*** DATA ***

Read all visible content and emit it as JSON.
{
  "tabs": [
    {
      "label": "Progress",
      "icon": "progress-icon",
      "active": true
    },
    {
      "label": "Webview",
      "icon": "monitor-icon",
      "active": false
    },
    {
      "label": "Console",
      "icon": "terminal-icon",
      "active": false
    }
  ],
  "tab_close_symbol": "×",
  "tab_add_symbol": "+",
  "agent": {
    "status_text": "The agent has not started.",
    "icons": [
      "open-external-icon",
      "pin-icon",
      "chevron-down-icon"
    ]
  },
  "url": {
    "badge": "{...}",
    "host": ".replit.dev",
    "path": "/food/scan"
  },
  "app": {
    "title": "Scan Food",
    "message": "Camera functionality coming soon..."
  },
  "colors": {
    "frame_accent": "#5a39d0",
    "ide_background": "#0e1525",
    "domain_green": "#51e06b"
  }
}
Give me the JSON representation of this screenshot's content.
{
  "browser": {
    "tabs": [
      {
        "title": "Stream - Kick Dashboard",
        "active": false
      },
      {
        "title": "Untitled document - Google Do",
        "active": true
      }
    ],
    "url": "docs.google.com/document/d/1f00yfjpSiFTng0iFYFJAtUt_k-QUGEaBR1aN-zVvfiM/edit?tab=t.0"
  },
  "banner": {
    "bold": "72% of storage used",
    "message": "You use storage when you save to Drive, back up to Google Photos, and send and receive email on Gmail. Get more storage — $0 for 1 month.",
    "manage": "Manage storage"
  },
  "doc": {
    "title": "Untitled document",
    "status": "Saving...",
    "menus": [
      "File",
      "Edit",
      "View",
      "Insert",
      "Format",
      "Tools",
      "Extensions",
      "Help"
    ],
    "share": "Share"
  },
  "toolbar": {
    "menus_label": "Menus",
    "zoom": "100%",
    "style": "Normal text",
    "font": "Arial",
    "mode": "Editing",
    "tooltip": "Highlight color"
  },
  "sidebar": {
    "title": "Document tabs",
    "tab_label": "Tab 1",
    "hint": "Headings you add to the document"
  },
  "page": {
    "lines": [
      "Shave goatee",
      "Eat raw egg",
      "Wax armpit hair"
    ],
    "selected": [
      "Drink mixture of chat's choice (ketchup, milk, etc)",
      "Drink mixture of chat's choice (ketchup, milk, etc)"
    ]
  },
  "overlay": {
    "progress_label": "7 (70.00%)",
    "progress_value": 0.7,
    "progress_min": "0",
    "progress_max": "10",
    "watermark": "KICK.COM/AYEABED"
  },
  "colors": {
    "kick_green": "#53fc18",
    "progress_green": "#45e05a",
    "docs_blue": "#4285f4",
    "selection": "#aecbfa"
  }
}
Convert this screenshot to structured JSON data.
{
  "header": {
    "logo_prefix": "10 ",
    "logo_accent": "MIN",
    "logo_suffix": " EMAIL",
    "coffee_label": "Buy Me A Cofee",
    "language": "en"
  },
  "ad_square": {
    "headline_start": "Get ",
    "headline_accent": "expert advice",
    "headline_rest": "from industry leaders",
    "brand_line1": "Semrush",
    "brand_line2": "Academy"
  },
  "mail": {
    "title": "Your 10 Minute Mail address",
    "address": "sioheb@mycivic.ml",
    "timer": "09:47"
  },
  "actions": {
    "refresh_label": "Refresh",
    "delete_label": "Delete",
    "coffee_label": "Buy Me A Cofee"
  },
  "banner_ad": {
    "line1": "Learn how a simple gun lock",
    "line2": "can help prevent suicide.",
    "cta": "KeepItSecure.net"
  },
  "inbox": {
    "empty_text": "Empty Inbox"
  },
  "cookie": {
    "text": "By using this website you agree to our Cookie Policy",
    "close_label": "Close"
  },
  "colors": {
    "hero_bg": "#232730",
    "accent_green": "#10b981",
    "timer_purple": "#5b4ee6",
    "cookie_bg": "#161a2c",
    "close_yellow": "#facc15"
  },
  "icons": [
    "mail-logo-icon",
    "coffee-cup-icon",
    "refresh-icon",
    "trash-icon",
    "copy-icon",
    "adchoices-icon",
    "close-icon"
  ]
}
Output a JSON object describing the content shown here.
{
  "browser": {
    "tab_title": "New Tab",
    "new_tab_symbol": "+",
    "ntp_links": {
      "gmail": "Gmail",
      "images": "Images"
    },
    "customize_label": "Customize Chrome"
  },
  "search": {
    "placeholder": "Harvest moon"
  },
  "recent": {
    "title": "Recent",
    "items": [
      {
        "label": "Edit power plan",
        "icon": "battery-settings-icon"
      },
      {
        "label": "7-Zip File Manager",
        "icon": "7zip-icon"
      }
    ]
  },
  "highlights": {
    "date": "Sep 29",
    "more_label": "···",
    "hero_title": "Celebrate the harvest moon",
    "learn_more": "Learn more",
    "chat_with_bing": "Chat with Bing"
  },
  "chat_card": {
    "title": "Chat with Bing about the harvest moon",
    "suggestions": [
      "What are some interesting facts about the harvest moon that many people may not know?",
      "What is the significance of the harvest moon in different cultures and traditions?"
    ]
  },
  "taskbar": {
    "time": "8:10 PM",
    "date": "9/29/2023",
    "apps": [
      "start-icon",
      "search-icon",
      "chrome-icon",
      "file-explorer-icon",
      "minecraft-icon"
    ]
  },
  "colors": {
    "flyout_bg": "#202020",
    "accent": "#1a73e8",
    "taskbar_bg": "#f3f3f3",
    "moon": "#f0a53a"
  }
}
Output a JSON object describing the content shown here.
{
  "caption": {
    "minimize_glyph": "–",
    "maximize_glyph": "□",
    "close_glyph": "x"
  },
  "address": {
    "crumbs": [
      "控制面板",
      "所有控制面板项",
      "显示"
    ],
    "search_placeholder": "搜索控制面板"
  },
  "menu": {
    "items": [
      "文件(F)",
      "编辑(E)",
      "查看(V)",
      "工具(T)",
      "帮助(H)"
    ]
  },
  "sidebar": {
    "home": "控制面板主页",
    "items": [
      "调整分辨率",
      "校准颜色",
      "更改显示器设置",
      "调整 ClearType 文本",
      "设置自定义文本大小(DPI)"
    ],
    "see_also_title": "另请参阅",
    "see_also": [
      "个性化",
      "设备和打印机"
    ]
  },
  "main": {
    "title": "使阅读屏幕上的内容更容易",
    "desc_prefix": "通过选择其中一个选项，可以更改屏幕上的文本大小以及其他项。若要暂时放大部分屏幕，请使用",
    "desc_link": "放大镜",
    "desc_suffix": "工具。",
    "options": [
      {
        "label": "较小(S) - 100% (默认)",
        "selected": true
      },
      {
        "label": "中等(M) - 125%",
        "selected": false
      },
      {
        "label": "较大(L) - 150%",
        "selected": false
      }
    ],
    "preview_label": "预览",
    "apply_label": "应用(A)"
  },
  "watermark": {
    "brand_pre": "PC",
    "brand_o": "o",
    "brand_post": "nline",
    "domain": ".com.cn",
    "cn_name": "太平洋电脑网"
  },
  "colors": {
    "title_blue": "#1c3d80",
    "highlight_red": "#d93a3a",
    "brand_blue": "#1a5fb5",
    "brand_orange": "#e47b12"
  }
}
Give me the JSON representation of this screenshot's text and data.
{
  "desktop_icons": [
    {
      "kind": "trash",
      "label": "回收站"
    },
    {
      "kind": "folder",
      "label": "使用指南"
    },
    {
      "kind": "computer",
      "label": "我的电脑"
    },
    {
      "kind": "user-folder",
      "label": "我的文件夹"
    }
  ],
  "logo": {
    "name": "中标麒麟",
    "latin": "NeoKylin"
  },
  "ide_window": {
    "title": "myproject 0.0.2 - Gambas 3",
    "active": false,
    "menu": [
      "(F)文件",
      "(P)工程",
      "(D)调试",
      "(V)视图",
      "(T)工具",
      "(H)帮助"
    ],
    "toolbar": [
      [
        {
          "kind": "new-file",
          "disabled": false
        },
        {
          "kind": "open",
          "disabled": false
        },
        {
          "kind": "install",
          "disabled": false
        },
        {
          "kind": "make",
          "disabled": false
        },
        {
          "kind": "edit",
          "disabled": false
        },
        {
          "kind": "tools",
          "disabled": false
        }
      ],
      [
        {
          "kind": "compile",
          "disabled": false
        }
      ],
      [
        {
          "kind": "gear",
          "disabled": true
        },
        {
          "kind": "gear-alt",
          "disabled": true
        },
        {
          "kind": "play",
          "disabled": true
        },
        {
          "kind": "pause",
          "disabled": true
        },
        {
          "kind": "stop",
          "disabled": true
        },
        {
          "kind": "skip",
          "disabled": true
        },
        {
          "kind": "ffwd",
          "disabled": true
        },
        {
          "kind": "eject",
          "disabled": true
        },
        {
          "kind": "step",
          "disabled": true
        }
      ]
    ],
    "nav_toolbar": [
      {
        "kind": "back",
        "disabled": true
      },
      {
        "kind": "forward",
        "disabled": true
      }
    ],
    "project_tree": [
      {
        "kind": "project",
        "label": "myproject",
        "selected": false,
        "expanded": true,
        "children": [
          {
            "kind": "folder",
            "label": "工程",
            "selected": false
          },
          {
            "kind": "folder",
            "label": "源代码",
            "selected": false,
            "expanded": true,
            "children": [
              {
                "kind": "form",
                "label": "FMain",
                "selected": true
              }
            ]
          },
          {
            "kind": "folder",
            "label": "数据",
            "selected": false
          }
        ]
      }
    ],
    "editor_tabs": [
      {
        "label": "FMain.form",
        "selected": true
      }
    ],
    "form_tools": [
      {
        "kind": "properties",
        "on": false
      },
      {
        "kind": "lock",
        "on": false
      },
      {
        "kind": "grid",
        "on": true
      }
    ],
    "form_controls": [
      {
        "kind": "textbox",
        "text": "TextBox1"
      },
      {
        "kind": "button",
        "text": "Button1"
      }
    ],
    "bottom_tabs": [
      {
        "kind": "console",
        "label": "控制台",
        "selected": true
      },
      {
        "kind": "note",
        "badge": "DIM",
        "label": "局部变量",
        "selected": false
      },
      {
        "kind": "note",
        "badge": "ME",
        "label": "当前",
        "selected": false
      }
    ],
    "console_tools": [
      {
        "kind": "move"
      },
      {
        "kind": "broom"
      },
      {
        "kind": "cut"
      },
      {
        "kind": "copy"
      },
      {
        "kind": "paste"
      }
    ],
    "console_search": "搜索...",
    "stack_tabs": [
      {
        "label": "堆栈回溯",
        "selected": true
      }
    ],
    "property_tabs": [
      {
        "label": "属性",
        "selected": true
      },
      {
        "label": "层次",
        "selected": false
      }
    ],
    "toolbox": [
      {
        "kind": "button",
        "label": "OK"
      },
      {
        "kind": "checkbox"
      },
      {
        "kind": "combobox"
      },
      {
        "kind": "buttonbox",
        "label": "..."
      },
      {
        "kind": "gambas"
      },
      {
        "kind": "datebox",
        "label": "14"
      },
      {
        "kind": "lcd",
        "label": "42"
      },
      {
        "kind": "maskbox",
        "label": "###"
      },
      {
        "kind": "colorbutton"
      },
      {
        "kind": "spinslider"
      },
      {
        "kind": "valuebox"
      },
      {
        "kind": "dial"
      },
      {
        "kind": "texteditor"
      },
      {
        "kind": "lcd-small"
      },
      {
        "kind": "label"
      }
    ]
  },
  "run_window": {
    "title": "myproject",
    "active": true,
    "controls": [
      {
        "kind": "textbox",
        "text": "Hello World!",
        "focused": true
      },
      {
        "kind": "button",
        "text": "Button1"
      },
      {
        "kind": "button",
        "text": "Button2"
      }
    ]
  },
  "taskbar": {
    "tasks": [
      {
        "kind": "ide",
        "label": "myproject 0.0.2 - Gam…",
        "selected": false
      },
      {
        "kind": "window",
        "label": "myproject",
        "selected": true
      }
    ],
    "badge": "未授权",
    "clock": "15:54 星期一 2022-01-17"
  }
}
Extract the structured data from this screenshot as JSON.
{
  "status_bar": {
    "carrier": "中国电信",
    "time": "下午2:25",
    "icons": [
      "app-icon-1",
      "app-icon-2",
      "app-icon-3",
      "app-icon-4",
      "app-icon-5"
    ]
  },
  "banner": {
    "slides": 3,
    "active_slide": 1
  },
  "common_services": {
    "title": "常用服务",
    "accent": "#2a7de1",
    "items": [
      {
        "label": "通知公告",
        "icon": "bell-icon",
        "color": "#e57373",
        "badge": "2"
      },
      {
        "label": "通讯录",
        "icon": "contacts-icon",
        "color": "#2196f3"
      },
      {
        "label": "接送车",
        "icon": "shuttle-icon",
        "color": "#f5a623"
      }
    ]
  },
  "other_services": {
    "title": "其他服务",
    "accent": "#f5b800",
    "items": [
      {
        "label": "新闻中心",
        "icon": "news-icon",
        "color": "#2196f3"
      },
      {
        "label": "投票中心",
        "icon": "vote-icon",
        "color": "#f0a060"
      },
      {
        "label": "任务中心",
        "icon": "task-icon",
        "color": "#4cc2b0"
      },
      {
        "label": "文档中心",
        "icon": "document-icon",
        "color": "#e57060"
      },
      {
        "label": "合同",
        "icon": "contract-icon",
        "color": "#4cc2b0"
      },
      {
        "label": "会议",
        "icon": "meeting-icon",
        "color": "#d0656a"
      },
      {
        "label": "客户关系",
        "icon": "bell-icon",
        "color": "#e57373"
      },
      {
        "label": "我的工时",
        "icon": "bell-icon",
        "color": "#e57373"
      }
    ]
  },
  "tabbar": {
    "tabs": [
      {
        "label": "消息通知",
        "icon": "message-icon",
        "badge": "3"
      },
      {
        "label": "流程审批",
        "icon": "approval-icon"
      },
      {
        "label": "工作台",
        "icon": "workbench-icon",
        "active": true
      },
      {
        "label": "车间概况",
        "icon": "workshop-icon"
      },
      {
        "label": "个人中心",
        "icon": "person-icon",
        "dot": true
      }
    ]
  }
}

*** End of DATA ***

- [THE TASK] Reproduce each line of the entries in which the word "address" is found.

- [REPLY TO THE EXERCISE]
    "title": "Your 10 Minute Mail address",
    "address": "sioheb@mycivic.ml",
  "address": {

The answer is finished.